A science teacher from Bolsa Grande High School in the Garden Grove Unified School District is among eight state finalists in the 2017 Presidential Awards for Excellence in Mathematics and Science Teaching program.
Kathryn Beck, who has been teaching for 18 years, is now in the running for what’s considered the highest recognition in the nation for math and science teachers at the secondary level.
Enacted by Congress in 1983, the Presidential Awards for Excellence in Mathematics and Science Teaching program, or PAEMST, is administered by the National Science Foundation on behalf of The White House’s Office of Science and Technology Policy. The president can present up to 108 awards each year, alternating annually between primary and secondary teachers.
Beck is credited with creating a safe classroom environment that promotes cooperative learning through table talks and group discourse. She also developed College Board-approved advanced placement Physics B and C curriculum, as well as a STEM after-school extension class that was developed with the Orange County Department of Education.
The other science finalists from California are Erin Dunroe, who teaches at Lake Center Middle School in the Little Lake City Elementary School District; Allie Kittay, a high school teacher at Redwood High School in the Tamalpais Union High School District; Kari Milton, who teaches grades six through eight at Bancroft Middle School in the Long Beach Unified School District; and Jose Rivas, a high school teacher at Lennox Mathematics, Science, and Technology Academy in the Lennox School District.
The math finalists are Clayton Dagler, who teaches at Luther Burbank High School in the Sacramento City Unified School District; James Snyder, who teaches at Anderson Valley Junior Senior High School in the Anderson Valley Unified School District; and Andrew Walter, who teaches at Alonzo Stagg Senior High in the Stockton Unified School District.
“These teachers are dedicated and accomplished individuals whose innovative teaching styles prepare our students for 21st-century careers and college and develop them into the designers and inventors of the future,” State Superintendent Torlakson said in a news release. “They rank among the finest in their profession and also serve as wonderful mentors and role models.”
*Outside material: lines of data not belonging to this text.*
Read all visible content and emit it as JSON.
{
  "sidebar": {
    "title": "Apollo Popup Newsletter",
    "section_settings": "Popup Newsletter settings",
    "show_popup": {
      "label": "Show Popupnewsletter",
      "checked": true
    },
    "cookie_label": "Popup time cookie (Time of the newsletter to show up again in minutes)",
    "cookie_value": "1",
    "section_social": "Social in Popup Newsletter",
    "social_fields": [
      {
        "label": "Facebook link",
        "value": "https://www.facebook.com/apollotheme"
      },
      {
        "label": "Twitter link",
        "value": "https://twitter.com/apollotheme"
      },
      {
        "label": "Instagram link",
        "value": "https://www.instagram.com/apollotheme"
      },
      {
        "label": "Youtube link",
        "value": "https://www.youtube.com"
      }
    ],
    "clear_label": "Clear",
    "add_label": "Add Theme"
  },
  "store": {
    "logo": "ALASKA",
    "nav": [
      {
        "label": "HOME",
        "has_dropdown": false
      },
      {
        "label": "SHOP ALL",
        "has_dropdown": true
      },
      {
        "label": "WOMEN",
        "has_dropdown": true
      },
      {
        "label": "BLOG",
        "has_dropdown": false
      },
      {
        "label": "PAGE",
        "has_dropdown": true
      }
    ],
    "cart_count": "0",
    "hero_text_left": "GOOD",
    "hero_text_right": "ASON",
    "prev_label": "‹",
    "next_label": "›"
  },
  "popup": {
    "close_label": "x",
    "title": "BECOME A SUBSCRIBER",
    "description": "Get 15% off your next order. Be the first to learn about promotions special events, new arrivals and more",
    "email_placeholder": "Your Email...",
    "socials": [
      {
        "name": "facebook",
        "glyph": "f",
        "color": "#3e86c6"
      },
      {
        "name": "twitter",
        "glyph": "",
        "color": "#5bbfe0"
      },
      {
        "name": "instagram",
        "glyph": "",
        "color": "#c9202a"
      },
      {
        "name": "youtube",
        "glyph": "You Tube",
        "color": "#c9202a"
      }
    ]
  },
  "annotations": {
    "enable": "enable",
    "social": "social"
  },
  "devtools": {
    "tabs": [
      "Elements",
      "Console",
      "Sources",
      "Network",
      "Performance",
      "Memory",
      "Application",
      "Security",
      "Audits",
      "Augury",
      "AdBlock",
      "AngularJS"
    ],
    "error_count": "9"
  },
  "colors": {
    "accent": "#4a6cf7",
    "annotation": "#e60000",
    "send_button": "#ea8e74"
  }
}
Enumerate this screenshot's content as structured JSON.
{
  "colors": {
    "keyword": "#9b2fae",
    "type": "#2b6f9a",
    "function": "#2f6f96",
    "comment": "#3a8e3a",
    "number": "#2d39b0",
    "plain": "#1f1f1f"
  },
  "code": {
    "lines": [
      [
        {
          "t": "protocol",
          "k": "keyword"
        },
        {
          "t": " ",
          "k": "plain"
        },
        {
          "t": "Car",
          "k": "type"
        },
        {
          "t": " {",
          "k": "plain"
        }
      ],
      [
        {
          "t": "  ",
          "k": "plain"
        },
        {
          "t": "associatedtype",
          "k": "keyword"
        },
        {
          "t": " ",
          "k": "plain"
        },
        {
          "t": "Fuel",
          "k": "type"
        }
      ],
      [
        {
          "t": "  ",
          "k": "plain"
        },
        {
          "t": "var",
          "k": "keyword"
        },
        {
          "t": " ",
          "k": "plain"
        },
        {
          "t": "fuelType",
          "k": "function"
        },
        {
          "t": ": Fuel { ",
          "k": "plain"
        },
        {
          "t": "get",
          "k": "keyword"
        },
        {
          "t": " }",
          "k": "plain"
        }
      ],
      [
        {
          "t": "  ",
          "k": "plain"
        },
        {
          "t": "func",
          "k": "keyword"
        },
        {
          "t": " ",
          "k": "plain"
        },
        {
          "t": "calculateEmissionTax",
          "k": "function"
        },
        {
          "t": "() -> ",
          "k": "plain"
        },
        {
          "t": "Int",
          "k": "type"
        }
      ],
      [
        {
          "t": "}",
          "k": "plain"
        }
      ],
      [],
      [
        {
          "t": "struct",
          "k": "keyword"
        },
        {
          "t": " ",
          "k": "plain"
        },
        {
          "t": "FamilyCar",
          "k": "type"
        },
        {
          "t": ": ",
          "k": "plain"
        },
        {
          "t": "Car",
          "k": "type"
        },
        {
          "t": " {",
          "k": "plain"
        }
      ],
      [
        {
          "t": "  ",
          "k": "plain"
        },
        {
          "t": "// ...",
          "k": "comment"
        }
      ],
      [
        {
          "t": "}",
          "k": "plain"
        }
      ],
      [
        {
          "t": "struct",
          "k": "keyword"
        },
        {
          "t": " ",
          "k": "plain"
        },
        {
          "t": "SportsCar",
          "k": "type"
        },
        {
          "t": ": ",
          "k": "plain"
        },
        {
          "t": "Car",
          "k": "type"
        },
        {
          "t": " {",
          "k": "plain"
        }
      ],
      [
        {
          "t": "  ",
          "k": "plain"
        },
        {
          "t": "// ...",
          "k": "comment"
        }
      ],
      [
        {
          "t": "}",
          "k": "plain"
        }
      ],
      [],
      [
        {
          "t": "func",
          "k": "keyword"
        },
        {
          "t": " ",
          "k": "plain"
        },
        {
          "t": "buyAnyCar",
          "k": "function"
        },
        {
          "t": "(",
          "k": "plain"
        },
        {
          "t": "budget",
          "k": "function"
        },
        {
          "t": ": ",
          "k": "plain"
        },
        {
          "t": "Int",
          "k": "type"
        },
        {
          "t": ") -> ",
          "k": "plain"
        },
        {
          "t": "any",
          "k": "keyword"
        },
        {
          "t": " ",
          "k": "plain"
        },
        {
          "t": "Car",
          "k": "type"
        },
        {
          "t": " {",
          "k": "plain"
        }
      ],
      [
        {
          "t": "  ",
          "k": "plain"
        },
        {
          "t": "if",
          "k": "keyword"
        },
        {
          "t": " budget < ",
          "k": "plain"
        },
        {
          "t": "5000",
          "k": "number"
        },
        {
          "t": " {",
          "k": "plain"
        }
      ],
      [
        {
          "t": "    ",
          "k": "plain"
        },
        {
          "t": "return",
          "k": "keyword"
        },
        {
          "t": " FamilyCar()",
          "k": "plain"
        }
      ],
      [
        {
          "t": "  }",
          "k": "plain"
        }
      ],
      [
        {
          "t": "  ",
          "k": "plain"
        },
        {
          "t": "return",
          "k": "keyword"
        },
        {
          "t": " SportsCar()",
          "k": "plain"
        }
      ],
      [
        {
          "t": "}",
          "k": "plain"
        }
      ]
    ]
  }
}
To select California’s nominees, the state Department of Education partnered with the California Science Teachers Association and the California Mathematics Council. Applicants had to show subject mastery, appropriate use of instructional methods and strategies, evidence of lifelong learning, and leadership in education outside the classroom.
State finalists were chosen by a panel of their peers, who reviewed each candidate’s content knowledge, teaching effectiveness, achievement results and professional involvement.